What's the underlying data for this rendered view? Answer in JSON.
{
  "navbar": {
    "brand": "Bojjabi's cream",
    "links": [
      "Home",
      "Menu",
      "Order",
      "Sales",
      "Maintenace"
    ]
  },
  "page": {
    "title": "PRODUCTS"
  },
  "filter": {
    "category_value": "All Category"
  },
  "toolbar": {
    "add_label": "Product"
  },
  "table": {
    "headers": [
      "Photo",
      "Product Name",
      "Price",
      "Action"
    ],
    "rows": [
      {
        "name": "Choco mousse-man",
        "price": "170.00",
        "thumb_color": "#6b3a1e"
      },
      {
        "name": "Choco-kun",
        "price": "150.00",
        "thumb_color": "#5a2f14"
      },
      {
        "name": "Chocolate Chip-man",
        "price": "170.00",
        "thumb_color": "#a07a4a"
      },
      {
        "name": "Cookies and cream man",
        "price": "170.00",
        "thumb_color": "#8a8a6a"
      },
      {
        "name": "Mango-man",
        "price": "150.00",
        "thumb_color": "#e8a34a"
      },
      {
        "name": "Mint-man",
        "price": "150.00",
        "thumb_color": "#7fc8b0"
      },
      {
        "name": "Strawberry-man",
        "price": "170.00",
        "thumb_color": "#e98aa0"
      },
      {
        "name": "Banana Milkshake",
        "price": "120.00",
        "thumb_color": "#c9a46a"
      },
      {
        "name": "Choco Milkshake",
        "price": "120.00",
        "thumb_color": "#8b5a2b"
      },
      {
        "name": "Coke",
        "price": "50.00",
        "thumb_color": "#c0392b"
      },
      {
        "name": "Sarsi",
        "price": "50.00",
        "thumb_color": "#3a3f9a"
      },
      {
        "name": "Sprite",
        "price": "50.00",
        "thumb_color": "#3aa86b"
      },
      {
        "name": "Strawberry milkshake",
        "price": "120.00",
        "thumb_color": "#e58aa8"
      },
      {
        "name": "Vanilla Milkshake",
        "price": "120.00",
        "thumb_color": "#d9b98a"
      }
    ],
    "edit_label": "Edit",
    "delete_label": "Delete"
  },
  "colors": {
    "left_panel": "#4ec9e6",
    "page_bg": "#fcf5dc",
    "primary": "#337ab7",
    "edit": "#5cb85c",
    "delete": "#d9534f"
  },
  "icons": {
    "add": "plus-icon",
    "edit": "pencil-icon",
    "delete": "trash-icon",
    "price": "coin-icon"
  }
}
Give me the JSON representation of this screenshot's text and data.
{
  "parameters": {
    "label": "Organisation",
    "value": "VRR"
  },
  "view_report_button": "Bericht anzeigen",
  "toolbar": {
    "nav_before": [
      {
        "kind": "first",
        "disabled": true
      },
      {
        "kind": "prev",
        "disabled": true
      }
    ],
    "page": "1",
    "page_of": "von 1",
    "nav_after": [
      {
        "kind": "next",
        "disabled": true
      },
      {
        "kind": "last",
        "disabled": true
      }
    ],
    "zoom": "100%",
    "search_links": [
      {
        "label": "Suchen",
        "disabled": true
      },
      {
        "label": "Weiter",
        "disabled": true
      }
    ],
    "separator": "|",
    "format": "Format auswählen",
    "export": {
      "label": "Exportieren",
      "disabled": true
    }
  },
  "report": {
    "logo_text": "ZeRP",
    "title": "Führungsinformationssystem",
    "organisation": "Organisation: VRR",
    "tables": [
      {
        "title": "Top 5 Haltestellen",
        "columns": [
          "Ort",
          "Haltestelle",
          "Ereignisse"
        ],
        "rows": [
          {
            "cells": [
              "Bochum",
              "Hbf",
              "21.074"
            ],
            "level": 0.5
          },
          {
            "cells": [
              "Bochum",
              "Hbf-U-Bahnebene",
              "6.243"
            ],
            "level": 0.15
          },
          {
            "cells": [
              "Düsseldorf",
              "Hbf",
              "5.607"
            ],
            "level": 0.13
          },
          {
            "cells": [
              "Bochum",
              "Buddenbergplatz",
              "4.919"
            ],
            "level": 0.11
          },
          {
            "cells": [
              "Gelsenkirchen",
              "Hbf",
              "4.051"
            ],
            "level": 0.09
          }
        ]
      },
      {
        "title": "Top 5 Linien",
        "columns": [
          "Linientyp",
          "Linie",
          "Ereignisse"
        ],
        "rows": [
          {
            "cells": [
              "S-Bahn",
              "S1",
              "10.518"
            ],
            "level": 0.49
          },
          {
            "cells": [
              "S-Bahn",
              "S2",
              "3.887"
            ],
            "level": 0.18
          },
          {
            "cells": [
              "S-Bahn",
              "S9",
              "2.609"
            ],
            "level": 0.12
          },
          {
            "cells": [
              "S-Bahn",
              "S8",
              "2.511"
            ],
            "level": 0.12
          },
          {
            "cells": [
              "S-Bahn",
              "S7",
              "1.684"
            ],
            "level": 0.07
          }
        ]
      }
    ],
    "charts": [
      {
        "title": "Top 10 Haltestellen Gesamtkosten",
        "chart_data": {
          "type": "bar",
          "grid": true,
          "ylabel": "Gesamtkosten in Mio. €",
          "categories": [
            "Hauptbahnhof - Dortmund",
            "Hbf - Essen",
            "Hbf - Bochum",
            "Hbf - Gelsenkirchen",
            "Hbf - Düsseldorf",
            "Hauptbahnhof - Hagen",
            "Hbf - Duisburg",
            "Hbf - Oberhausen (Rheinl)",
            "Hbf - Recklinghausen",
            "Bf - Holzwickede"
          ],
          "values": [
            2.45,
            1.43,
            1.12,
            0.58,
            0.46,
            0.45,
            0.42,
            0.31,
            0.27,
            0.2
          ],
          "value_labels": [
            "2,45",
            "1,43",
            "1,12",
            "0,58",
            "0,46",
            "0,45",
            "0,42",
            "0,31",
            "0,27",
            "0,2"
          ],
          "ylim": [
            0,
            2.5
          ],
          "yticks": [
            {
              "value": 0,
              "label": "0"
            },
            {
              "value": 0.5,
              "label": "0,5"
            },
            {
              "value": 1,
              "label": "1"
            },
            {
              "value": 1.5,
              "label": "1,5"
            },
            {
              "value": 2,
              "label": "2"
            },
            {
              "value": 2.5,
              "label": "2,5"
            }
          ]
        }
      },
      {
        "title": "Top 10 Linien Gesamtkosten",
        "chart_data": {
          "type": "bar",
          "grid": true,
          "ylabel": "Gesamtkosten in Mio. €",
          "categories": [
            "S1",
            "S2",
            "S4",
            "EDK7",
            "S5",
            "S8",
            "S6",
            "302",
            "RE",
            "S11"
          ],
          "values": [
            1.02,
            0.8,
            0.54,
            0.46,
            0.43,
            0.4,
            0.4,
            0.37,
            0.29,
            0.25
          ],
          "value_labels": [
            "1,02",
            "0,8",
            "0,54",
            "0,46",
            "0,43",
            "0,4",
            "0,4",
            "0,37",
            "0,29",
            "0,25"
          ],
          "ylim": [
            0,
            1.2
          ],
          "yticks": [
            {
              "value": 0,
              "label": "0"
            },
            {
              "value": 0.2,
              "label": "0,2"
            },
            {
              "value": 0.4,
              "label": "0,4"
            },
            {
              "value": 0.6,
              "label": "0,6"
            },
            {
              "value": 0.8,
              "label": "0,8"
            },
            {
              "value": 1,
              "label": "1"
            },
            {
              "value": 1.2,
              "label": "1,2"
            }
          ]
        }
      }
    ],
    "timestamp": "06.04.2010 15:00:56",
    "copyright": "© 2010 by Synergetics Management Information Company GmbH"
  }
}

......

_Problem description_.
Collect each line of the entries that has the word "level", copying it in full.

_Answer below_.
            "level": 0.5
            "level": 0.15
            "level": 0.13
            "level": 0.11
            "level": 0.09
            "level": 0.49
            "level": 0.18
            "level": 0.12
            "level": 0.12
            "level": 0.07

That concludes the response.